- **Instructions to follow**:
What is expected is a word-for-word copy of all the entries.

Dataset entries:
::::::

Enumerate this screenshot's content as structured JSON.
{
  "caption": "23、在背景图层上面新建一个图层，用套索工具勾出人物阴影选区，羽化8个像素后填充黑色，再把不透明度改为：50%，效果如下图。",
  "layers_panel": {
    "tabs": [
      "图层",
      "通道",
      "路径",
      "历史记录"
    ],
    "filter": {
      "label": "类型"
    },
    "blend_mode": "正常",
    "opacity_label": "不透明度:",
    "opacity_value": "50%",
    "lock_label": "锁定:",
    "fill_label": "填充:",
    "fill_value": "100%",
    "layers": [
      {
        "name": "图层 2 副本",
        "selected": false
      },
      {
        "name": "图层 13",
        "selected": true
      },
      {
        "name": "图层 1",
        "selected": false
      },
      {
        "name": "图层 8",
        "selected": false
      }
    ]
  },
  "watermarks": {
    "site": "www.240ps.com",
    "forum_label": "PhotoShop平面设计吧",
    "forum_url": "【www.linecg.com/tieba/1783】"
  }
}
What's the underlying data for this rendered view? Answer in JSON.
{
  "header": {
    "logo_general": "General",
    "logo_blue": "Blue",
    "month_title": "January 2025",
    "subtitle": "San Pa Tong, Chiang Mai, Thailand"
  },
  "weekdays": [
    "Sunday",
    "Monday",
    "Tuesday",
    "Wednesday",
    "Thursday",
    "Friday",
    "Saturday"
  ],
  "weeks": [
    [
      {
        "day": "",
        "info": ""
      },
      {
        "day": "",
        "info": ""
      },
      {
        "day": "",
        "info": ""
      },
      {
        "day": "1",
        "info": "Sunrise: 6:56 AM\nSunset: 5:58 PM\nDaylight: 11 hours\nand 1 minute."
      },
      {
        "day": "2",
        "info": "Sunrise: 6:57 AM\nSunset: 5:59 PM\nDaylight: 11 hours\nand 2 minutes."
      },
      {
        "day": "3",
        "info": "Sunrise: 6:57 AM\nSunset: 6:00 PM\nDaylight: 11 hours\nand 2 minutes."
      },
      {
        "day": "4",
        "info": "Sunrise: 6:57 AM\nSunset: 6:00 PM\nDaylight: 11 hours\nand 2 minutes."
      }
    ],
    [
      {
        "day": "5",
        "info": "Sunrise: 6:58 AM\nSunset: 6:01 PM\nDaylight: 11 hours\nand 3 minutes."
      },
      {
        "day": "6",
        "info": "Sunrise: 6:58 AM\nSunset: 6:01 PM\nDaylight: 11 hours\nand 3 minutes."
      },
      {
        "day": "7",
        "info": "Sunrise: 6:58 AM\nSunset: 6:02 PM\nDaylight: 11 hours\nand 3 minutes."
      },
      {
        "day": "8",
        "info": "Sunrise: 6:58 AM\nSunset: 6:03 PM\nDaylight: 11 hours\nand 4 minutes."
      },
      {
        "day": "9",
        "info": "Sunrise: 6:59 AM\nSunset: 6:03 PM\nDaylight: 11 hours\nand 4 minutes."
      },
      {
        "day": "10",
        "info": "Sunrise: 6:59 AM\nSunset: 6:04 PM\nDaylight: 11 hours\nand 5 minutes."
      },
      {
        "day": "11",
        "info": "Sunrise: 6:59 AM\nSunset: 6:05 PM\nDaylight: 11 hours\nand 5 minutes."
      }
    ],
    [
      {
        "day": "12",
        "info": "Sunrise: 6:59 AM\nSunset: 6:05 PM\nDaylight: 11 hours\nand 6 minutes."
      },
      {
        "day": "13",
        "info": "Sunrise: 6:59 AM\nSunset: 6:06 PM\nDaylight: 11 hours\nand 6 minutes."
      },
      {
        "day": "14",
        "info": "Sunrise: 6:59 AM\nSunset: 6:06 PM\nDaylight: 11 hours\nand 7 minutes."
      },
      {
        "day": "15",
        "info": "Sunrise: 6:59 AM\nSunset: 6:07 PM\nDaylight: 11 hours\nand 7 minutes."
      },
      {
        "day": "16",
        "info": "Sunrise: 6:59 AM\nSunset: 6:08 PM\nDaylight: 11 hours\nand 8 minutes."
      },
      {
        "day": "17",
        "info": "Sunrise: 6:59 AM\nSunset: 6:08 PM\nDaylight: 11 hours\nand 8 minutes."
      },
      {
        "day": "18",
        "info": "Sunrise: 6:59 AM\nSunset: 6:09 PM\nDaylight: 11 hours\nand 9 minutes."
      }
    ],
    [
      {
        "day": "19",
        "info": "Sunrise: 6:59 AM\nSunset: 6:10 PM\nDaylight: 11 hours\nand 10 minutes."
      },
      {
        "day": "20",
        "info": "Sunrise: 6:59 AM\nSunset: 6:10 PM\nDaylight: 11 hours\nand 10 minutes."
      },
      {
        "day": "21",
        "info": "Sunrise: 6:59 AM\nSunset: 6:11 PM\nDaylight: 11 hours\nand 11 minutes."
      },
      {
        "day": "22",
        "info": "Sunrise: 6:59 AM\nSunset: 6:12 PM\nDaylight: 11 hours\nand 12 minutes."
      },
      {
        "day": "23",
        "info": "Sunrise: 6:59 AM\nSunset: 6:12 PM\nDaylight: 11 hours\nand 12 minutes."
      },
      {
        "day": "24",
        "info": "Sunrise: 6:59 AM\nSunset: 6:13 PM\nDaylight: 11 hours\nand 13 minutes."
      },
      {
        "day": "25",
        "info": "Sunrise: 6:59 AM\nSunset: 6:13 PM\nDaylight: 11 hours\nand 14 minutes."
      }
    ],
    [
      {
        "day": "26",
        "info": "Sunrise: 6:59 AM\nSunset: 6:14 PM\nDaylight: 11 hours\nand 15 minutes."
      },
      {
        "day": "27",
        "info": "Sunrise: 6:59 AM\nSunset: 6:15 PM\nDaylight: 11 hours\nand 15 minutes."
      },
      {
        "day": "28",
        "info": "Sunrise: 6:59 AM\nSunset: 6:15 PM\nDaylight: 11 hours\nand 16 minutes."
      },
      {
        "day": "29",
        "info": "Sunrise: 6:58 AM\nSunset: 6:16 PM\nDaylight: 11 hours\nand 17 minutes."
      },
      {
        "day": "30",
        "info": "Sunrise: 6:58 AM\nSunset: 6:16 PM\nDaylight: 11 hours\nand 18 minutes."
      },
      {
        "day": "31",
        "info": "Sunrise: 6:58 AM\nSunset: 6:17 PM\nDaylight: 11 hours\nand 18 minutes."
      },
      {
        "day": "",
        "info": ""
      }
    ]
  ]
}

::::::

- **Solution to the problem**:
Enumerate this screenshot's content as structured JSON.
{
  "caption": "23、在背景图层上面新建一个图层，用套索工具勾出人物阴影选区，羽化8个像素后填充黑色，再把不透明度改为：50%，效果如下图。",
  "layers_panel": {
    "tabs": [
      "图层",
      "通道",
      "路径",
      "历史记录"
    ],
    "filter": {
      "label": "类型"
    },
    "blend_mode": "正常",
    "opacity_label": "不透明度:",
    "opacity_value": "50%",
    "lock_label": "锁定:",
    "fill_label": "填充:",
    "fill_value": "100%",
    "layers": [
      {
        "name": "图层 2 副本",
        "selected": false
      },
      {
        "name": "图层 13",
        "selected": true
      },
      {
        "name": "图层 1",
        "selected": false
      },
      {
        "name": "图层 8",
        "selected": false
      }
    ]
  },
  "watermarks": {
    "site": "www.240ps.com",
    "forum_label": "PhotoShop平面设计吧",
    "forum_url": "【www.linecg.com/tieba/1783】"
  }
}
What's the underlying data for this rendered view? Answer in JSON.
{
  "header": {
    "logo_general": "General",
    "logo_blue": "Blue",
    "month_title": "January 2025",
    "subtitle": "San Pa Tong, Chiang Mai, Thailand"
  },
  "weekdays": [
    "Sunday",
    "Monday",
    "Tuesday",
    "Wednesday",
    "Thursday",
    "Friday",
    "Saturday"
  ],
  "weeks": [
    [
      {
        "day": "",
        "info": ""
      },
      {
        "day": "",
        "info": ""
      },
      {
        "day": "",
        "info": ""
      },
      {
        "day": "1",
        "info": "Sunrise: 6:56 AM\nSunset: 5:58 PM\nDaylight: 11 hours\nand 1 minute."
      },
      {
        "day": "2",
        "info": "Sunrise: 6:57 AM\nSunset: 5:59 PM\nDaylight: 11 hours\nand 2 minutes."
      },
      {
        "day": "3",
        "info": "Sunrise: 6:57 AM\nSunset: 6:00 PM\nDaylight: 11 hours\nand 2 minutes."
      },
      {
        "day": "4",
        "info": "Sunrise: 6:57 AM\nSunset: 6:00 PM\nDaylight: 11 hours\nand 2 minutes."
      }
    ],
    [
      {
        "day": "5",
        "info": "Sunrise: 6:58 AM\nSunset: 6:01 PM\nDaylight: 11 hours\nand 3 minutes."
      },
      {
        "day": "6",
        "info": "Sunrise: 6:58 AM\nSunset: 6:01 PM\nDaylight: 11 hours\nand 3 minutes."
      },
      {
        "day": "7",
        "info": "Sunrise: 6:58 AM\nSunset: 6:02 PM\nDaylight: 11 hours\nand 3 minutes."
      },
      {
        "day": "8",
        "info": "Sunrise: 6:58 AM\nSunset: 6:03 PM\nDaylight: 11 hours\nand 4 minutes."
      },
      {
        "day": "9",
        "info": "Sunrise: 6:59 AM\nSunset: 6:03 PM\nDaylight: 11 hours\nand 4 minutes."
      },
      {
        "day": "10",
        "info": "Sunrise: 6:59 AM\nSunset: 6:04 PM\nDaylight: 11 hours\nand 5 minutes."
      },
      {
        "day": "11",
        "info": "Sunrise: 6:59 AM\nSunset: 6:05 PM\nDaylight: 11 hours\nand 5 minutes."
      }
    ],
    [
      {
        "day": "12",
        "info": "Sunrise: 6:59 AM\nSunset: 6:05 PM\nDaylight: 11 hours\nand 6 minutes."
      },
      {
        "day": "13",
        "info": "Sunrise: 6:59 AM\nSunset: 6:06 PM\nDaylight: 11 hours\nand 6 minutes."
      },
      {
        "day": "14",
        "info": "Sunrise: 6:59 AM\nSunset: 6:06 PM\nDaylight: 11 hours\nand 7 minutes."
      },
      {
        "day": "15",
        "info": "Sunrise: 6:59 AM\nSunset: 6:07 PM\nDaylight: 11 hours\nand 7 minutes."
      },
      {
        "day": "16",
        "info": "Sunrise: 6:59 AM\nSunset: 6:08 PM\nDaylight: 11 hours\nand 8 minutes."
      },
      {
        "day": "17",
        "info": "Sunrise: 6:59 AM\nSunset: 6:08 PM\nDaylight: 11 hours\nand 8 minutes."
      },
      {
        "day": "18",
        "info": "Sunrise: 6:59 AM\nSunset: 6:09 PM\nDaylight: 11 hours\nand 9 minutes."
      }
    ],
    [
      {
        "day": "19",
        "info": "Sunrise: 6:59 AM\nSunset: 6:10 PM\nDaylight: 11 hours\nand 10 minutes."
      },
      {
        "day": "20",
        "info": "Sunrise: 6:59 AM\nSunset: 6:10 PM\nDaylight: 11 hours\nand 10 minutes."
      },
      {
        "day": "21",
        "info": "Sunrise: 6:59 AM\nSunset: 6:11 PM\nDaylight: 11 hours\nand 11 minutes."
      },
      {
        "day": "22",
        "info": "Sunrise: 6:59 AM\nSunset: 6:12 PM\nDaylight: 11 hours\nand 12 minutes."
      },
      {
        "day": "23",
        "info": "Sunrise: 6:59 AM\nSunset: 6:12 PM\nDaylight: 11 hours\nand 12 minutes."
      },
      {
        "day": "24",
        "info": "Sunrise: 6:59 AM\nSunset: 6:13 PM\nDaylight: 11 hours\nand 13 minutes."
      },
      {
        "day": "25",
        "info": "Sunrise: 6:59 AM\nSunset: 6:13 PM\nDaylight: 11 hours\nand 14 minutes."
      }
    ],
    [
      {
        "day": "26",
        "info": "Sunrise: 6:59 AM\nSunset: 6:14 PM\nDaylight: 11 hours\nand 15 minutes."
      },
      {
        "day": "27",
        "info": "Sunrise: 6:59 AM\nSunset: 6:15 PM\nDaylight: 11 hours\nand 15 minutes."
      },
      {
        "day": "28",
        "info": "Sunrise: 6:59 AM\nSunset: 6:15 PM\nDaylight: 11 hours\nand 16 minutes."
      },
      {
        "day": "29",
        "info": "Sunrise: 6:58 AM\nSunset: 6:16 PM\nDaylight: 11 hours\nand 17 minutes."
      },
      {
        "day": "30",
        "info": "Sunrise: 6:58 AM\nSunset: 6:16 PM\nDaylight: 11 hours\nand 18 minutes."
      },
      {
        "day": "31",
        "info": "Sunrise: 6:58 AM\nSunset: 6:17 PM\nDaylight: 11 hours\nand 18 minutes."
      },
      {
        "day": "",
        "info": ""
      }
    ]
  ]
}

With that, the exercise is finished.